Heck, you can even foster his imagination by telling him the trees are coming alive and the only way to stop them is with the water gun that has anti-tree-coming-alive-stuff in it. I bet he'll stop squirting people if he's allowed to use his imagination.
Teach him something. Be a part of the reason why he doesn't become a statistic. Just ignoring it only makes things worse. But doing it just once is not enough. It needs to stay on the forefront of his mind.
Had I not learned about what drugs do to the human body at a young age, would I have caved to the peer pressure? Most likely. Several of the kids in my neighborhood growing up were almost always on something and they pushed me hard to join them.
But I knew right from wrong and a little knowledge goes a long way.
If you were to come to my house what would you find? Varying degrees of firearm knowledge depending upon age. I've been teaching my kids about guns since they were all young, and bring my oldest to the gun range with me. She knows the safety rules and all parts of the gun. After all, I'm a firm believer that you can't teach a kid about guns if they can't tell you what a trigger is.
So, I propose this question to all parents everywhere, those who are anti-gun as well as those who are not, isn't knowledge power? Isn't it better to send our kids off into the world with as much on their side as possible? Toy guns aren't evil anymore than real guns are in good hands.
Teach your kids, let them play, get them off their video games and outside because their very lives depend on it. Or, ya know, don't because they are your kids, after all–and who am I to tell you how to raise them?

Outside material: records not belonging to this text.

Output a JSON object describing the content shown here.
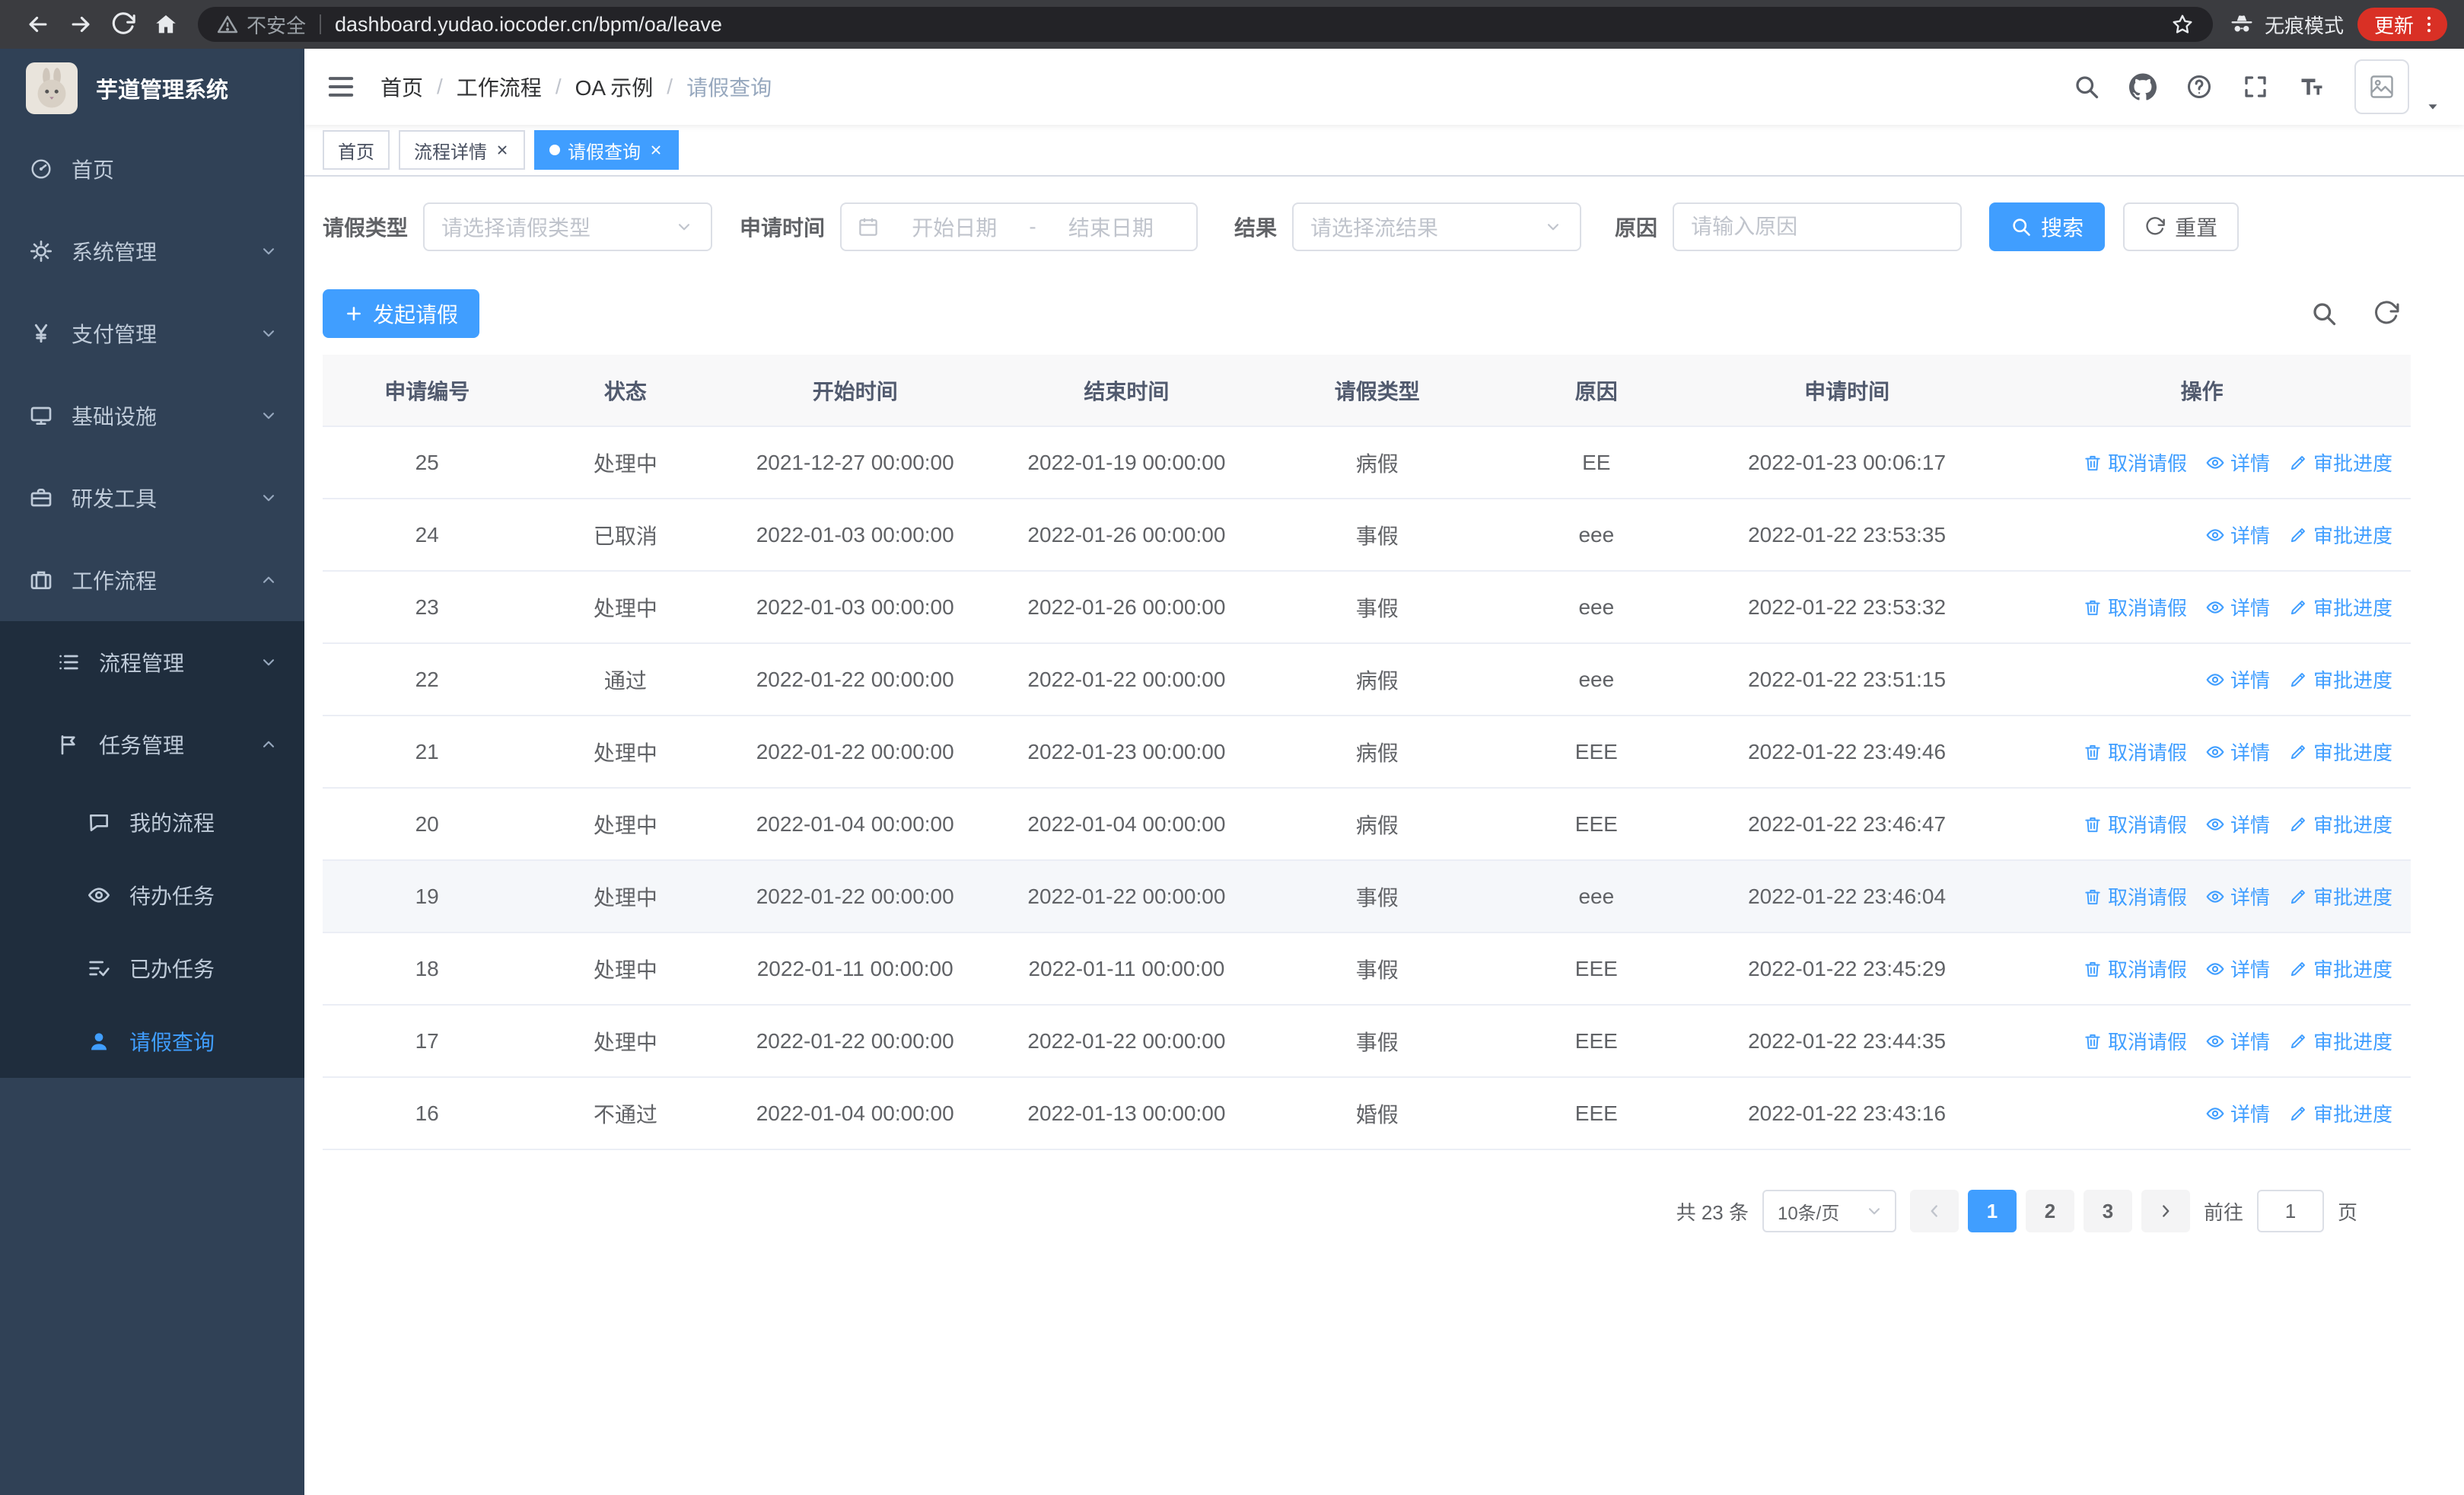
{
  "colors": {
    "primary": "#409eff",
    "sidebar_bg": "#304156",
    "sidebar_sub_bg": "#1f2d3d",
    "update_pill": "#d93025"
  },
  "browser": {
    "security_label": "不安全",
    "url": "dashboard.yudao.iocoder.cn/bpm/oa/leave",
    "incognito_label": "无痕模式",
    "update_label": "更新"
  },
  "sidebar": {
    "app_title": "芋道管理系统",
    "menu": [
      {
        "key": "home",
        "label": "首页",
        "icon": "dashboard-icon",
        "level": 0
      },
      {
        "key": "system",
        "label": "系统管理",
        "icon": "gear-icon",
        "level": 0,
        "chevron": "down"
      },
      {
        "key": "payment",
        "label": "支付管理",
        "icon": "yen-icon",
        "level": 0,
        "chevron": "down"
      },
      {
        "key": "infrastructure",
        "label": "基础设施",
        "icon": "monitor-icon",
        "level": 0,
        "chevron": "down"
      },
      {
        "key": "dev-tools",
        "label": "研发工具",
        "icon": "toolbox-icon",
        "level": 0,
        "chevron": "down"
      },
      {
        "key": "workflow",
        "label": "工作流程",
        "icon": "suitcase-icon",
        "level": 0,
        "chevron": "up"
      },
      {
        "key": "process-management",
        "label": "流程管理",
        "icon": "list-icon",
        "level": 1,
        "chevron": "down"
      },
      {
        "key": "task-management",
        "label": "任务管理",
        "icon": "flag-icon",
        "level": 1,
        "chevron": "up"
      },
      {
        "key": "my-process",
        "label": "我的流程",
        "icon": "chat-icon",
        "level": 2
      },
      {
        "key": "todo-tasks",
        "label": "待办任务",
        "icon": "eye-icon",
        "level": 2
      },
      {
        "key": "done-tasks",
        "label": "已办任务",
        "icon": "finished-icon",
        "level": 2
      },
      {
        "key": "leave-query",
        "label": "请假查询",
        "icon": "user-icon",
        "level": 2,
        "active": true
      }
    ]
  },
  "header": {
    "breadcrumb": [
      "首页",
      "工作流程",
      "OA 示例",
      "请假查询"
    ],
    "breadcrumb_separator": "/"
  },
  "tabs": [
    {
      "key": "home",
      "label": "首页"
    },
    {
      "key": "process-detail",
      "label": "流程详情",
      "closable": true
    },
    {
      "key": "leave-query",
      "label": "请假查询",
      "closable": true,
      "active": true
    }
  ],
  "filters": {
    "leave_type": {
      "label": "请假类型",
      "placeholder": "请选择请假类型"
    },
    "apply_time": {
      "label": "申请时间",
      "start_placeholder": "开始日期",
      "separator": "-",
      "end_placeholder": "结束日期"
    },
    "result": {
      "label": "结果",
      "placeholder": "请选择流结果"
    },
    "reason": {
      "label": "原因",
      "placeholder": "请输入原因"
    },
    "search_label": "搜索",
    "reset_label": "重置"
  },
  "toolbar": {
    "create_label": "发起请假"
  },
  "table": {
    "columns": [
      "申请编号",
      "状态",
      "开始时间",
      "结束时间",
      "请假类型",
      "原因",
      "申请时间",
      "操作"
    ],
    "action_labels": {
      "cancel": "取消请假",
      "detail": "详情",
      "progress": "审批进度"
    },
    "rows": [
      {
        "id": "25",
        "status": "处理中",
        "start": "2021-12-27 00:00:00",
        "end": "2022-01-19 00:00:00",
        "type": "病假",
        "reason": "EE",
        "applied": "2022-01-23 00:06:17",
        "actions": [
          "cancel",
          "detail",
          "progress"
        ]
      },
      {
        "id": "24",
        "status": "已取消",
        "start": "2022-01-03 00:00:00",
        "end": "2022-01-26 00:00:00",
        "type": "事假",
        "reason": "eee",
        "applied": "2022-01-22 23:53:35",
        "actions": [
          "detail",
          "progress"
        ]
      },
      {
        "id": "23",
        "status": "处理中",
        "start": "2022-01-03 00:00:00",
        "end": "2022-01-26 00:00:00",
        "type": "事假",
        "reason": "eee",
        "applied": "2022-01-22 23:53:32",
        "actions": [
          "cancel",
          "detail",
          "progress"
        ]
      },
      {
        "id": "22",
        "status": "通过",
        "start": "2022-01-22 00:00:00",
        "end": "2022-01-22 00:00:00",
        "type": "病假",
        "reason": "eee",
        "applied": "2022-01-22 23:51:15",
        "actions": [
          "detail",
          "progress"
        ]
      },
      {
        "id": "21",
        "status": "处理中",
        "start": "2022-01-22 00:00:00",
        "end": "2022-01-23 00:00:00",
        "type": "病假",
        "reason": "EEE",
        "applied": "2022-01-22 23:49:46",
        "actions": [
          "cancel",
          "detail",
          "progress"
        ]
      },
      {
        "id": "20",
        "status": "处理中",
        "start": "2022-01-04 00:00:00",
        "end": "2022-01-04 00:00:00",
        "type": "病假",
        "reason": "EEE",
        "applied": "2022-01-22 23:46:47",
        "actions": [
          "cancel",
          "detail",
          "progress"
        ]
      },
      {
        "id": "19",
        "status": "处理中",
        "start": "2022-01-22 00:00:00",
        "end": "2022-01-22 00:00:00",
        "type": "事假",
        "reason": "eee",
        "applied": "2022-01-22 23:46:04",
        "actions": [
          "cancel",
          "detail",
          "progress"
        ],
        "highlighted": true
      },
      {
        "id": "18",
        "status": "处理中",
        "start": "2022-01-11 00:00:00",
        "end": "2022-01-11 00:00:00",
        "type": "事假",
        "reason": "EEE",
        "applied": "2022-01-22 23:45:29",
        "actions": [
          "cancel",
          "detail",
          "progress"
        ]
      },
      {
        "id": "17",
        "status": "处理中",
        "start": "2022-01-22 00:00:00",
        "end": "2022-01-22 00:00:00",
        "type": "事假",
        "reason": "EEE",
        "applied": "2022-01-22 23:44:35",
        "actions": [
          "cancel",
          "detail",
          "progress"
        ]
      },
      {
        "id": "16",
        "status": "不通过",
        "start": "2022-01-04 00:00:00",
        "end": "2022-01-13 00:00:00",
        "type": "婚假",
        "reason": "EEE",
        "applied": "2022-01-22 23:43:16",
        "actions": [
          "detail",
          "progress"
        ]
      }
    ]
  },
  "pagination": {
    "total_label": "共 23 条",
    "page_size_label": "10条/页",
    "pages": [
      "1",
      "2",
      "3"
    ],
    "active_page": "1",
    "goto_label": "前往",
    "goto_value": "1",
    "goto_suffix": "页"
  }
}
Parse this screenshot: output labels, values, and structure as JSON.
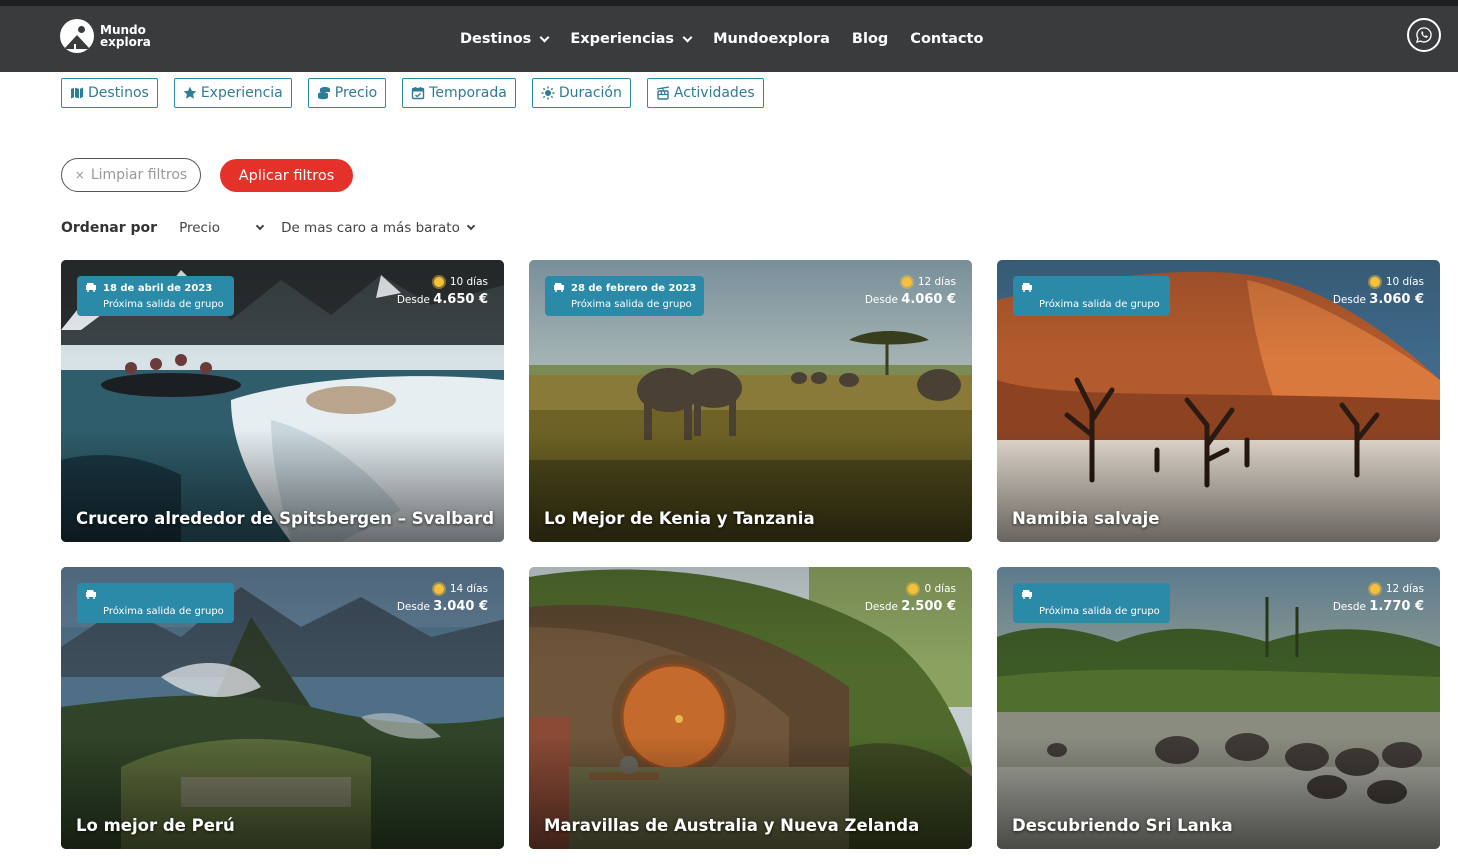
{
  "header": {
    "logo_line1": "Mundo",
    "logo_line2": "explora",
    "nav": [
      {
        "label": "Destinos",
        "dropdown": true
      },
      {
        "label": "Experiencias",
        "dropdown": true
      },
      {
        "label": "Mundoexplora",
        "dropdown": false
      },
      {
        "label": "Blog",
        "dropdown": false
      },
      {
        "label": "Contacto",
        "dropdown": false
      }
    ],
    "whatsapp_icon": "whatsapp-icon"
  },
  "filters": [
    {
      "label": "Destinos",
      "icon": "map-icon"
    },
    {
      "label": "Experiencia",
      "icon": "star-icon"
    },
    {
      "label": "Precio",
      "icon": "coins-icon"
    },
    {
      "label": "Temporada",
      "icon": "calendar-icon"
    },
    {
      "label": "Duración",
      "icon": "sun-icon"
    },
    {
      "label": "Actividades",
      "icon": "gondola-icon"
    }
  ],
  "actions": {
    "clear_label": "Limpiar filtros",
    "apply_label": "Aplicar filtros"
  },
  "sort": {
    "label": "Ordenar por",
    "field": "Precio",
    "order": "De mas caro a más barato"
  },
  "colors": {
    "accent": "#2b8aa8",
    "primary_button": "#e4322b",
    "navbar": "#3a3b3c"
  },
  "cards": [
    {
      "title": "Crucero alrededor de Spitsbergen – Svalbard",
      "date": "18 de abril de 2023",
      "badge": "Próxima salida de grupo",
      "days": "10 días",
      "price_prefix": "Desde",
      "price": "4.650 €"
    },
    {
      "title": "Lo Mejor de Kenia y Tanzania",
      "date": "28 de febrero de 2023",
      "badge": "Próxima salida de grupo",
      "days": "12 días",
      "price_prefix": "Desde",
      "price": "4.060 €"
    },
    {
      "title": "Namibia salvaje",
      "date": "",
      "badge": "Próxima salida de grupo",
      "days": "10 días",
      "price_prefix": "Desde",
      "price": "3.060 €"
    },
    {
      "title": "Lo mejor de Perú",
      "date": "",
      "badge": "Próxima salida de grupo",
      "days": "14 días",
      "price_prefix": "Desde",
      "price": "3.040 €"
    },
    {
      "title": "Maravillas de Australia y Nueva Zelanda",
      "date": "",
      "badge": "",
      "days": "0 días",
      "price_prefix": "Desde",
      "price": "2.500 €"
    },
    {
      "title": "Descubriendo Sri Lanka",
      "date": "",
      "badge": "Próxima salida de grupo",
      "days": "12 días",
      "price_prefix": "Desde",
      "price": "1.770 €"
    }
  ]
}
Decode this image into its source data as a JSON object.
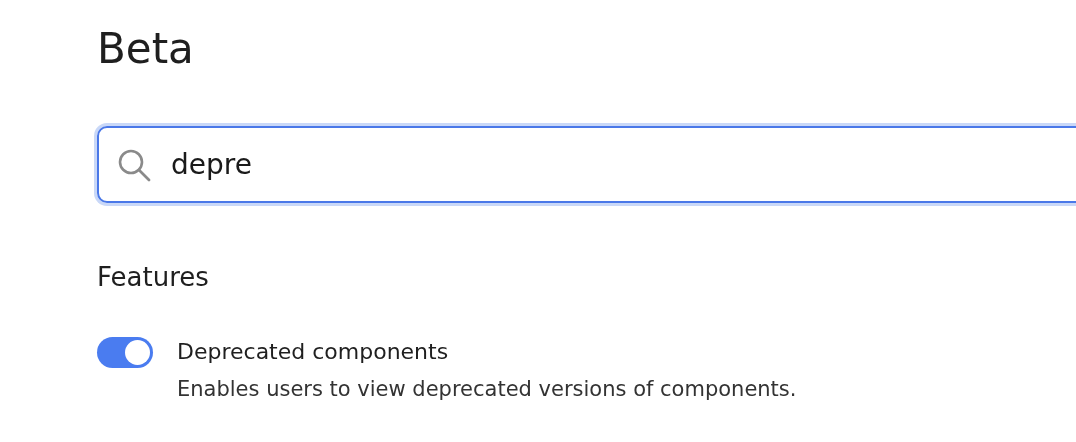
{
  "page_title": "Beta",
  "search": {
    "value": "depre"
  },
  "section_title": "Features",
  "features": [
    {
      "name": "Deprecated components",
      "description": "Enables users to view deprecated versions of components.",
      "on": true
    }
  ]
}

Let me know what you think in the comments below, and then read these other articles on kids and guns: